**Task brief**: Wherever a picture appears in the data below, omit it, and restate everything else word for word.

**Records supplied**:
::::
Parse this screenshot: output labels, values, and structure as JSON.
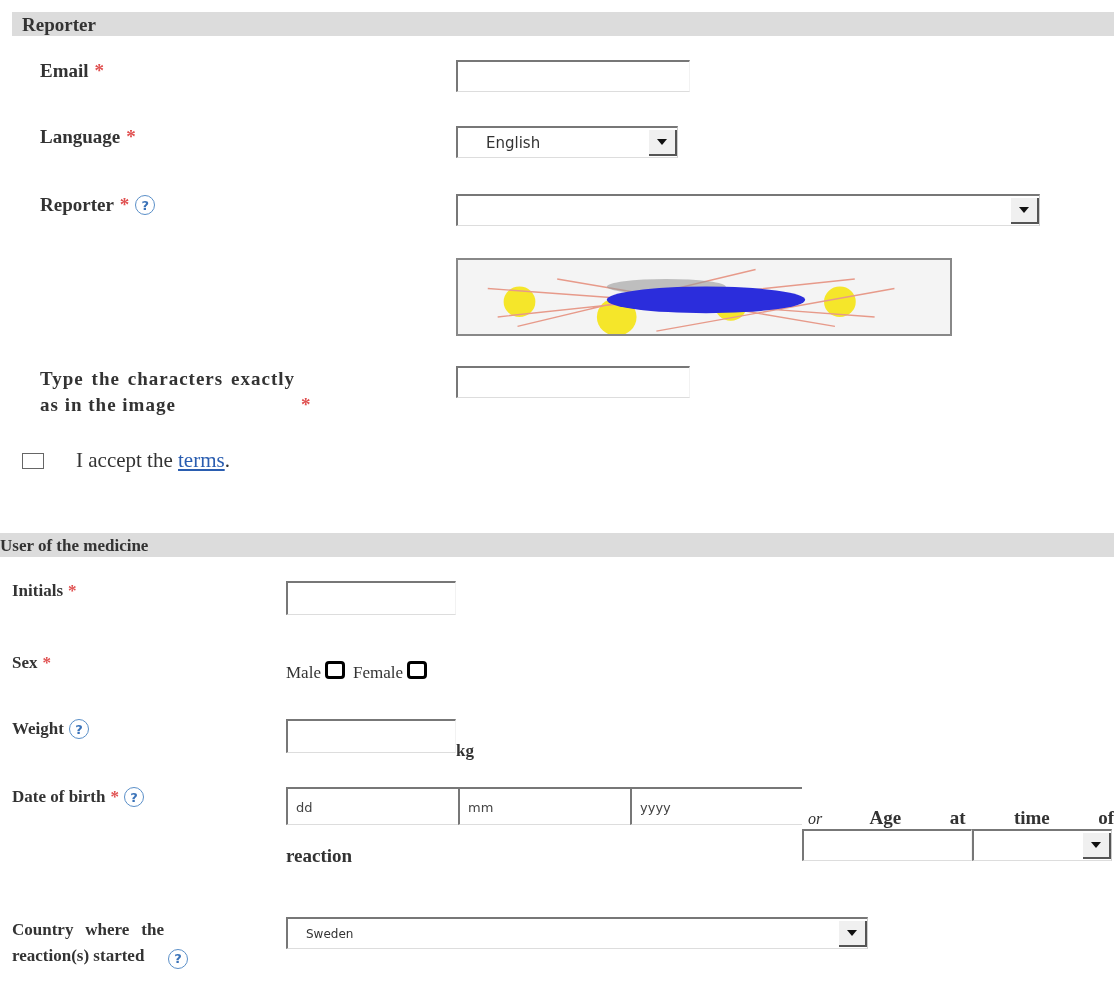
{
  "reporter": {
    "title": "Reporter",
    "email": {
      "label": "Email",
      "mark": "*"
    },
    "language": {
      "label": "Language",
      "mark": "*",
      "value": "English"
    },
    "reporter": {
      "label": "Reporter",
      "mark": "*",
      "help": "?"
    },
    "captcha_input": {
      "label": "Type the characters exactly as in the image",
      "mark": "*"
    },
    "terms": {
      "checked": false,
      "text": "I accept the ",
      "link": "terms",
      "after": "."
    }
  },
  "user": {
    "title": "User of the medicine",
    "initials": {
      "label": "Initials",
      "mark": "*"
    },
    "sex": {
      "label": "Sex",
      "mark": "*",
      "options": [
        {
          "label": "Male",
          "selected": false
        },
        {
          "label": "Female",
          "selected": false
        }
      ]
    },
    "weight": {
      "label": "Weight",
      "help": "?",
      "unit": "kg"
    },
    "dob": {
      "label": "Date of birth",
      "mark": "*",
      "help": "?",
      "placeholders": [
        "dd",
        "mm",
        "yyyy"
      ],
      "or": "or",
      "age_text": "Age at time of",
      "age_text_end": "reaction"
    },
    "country": {
      "label": "Country where the reaction(s) started",
      "help": "?",
      "value": "Sweden"
    }
  }
}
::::
**Answer area**:
Parse this screenshot: output labels, values, and structure as JSON.
{
  "reporter": {
    "title": "Reporter",
    "email": {
      "label": "Email",
      "mark": "*"
    },
    "language": {
      "label": "Language",
      "mark": "*",
      "value": "English"
    },
    "reporter": {
      "label": "Reporter",
      "mark": "*",
      "help": "?"
    },
    "captcha_input": {
      "label": "Type the characters exactly as in the image",
      "mark": "*"
    },
    "terms": {
      "checked": false,
      "text": "I accept the ",
      "link": "terms",
      "after": "."
    }
  },
  "user": {
    "title": "User of the medicine",
    "initials": {
      "label": "Initials",
      "mark": "*"
    },
    "sex": {
      "label": "Sex",
      "mark": "*",
      "options": [
        {
          "label": "Male",
          "selected": false
        },
        {
          "label": "Female",
          "selected": false
        }
      ]
    },
    "weight": {
      "label": "Weight",
      "help": "?",
      "unit": "kg"
    },
    "dob": {
      "label": "Date of birth",
      "mark": "*",
      "help": "?",
      "placeholders": [
        "dd",
        "mm",
        "yyyy"
      ],
      "or": "or",
      "age_text": "Age at time of",
      "age_text_end": "reaction"
    },
    "country": {
      "label": "Country where the reaction(s) started",
      "help": "?",
      "value": "Sweden"
    }
  }
}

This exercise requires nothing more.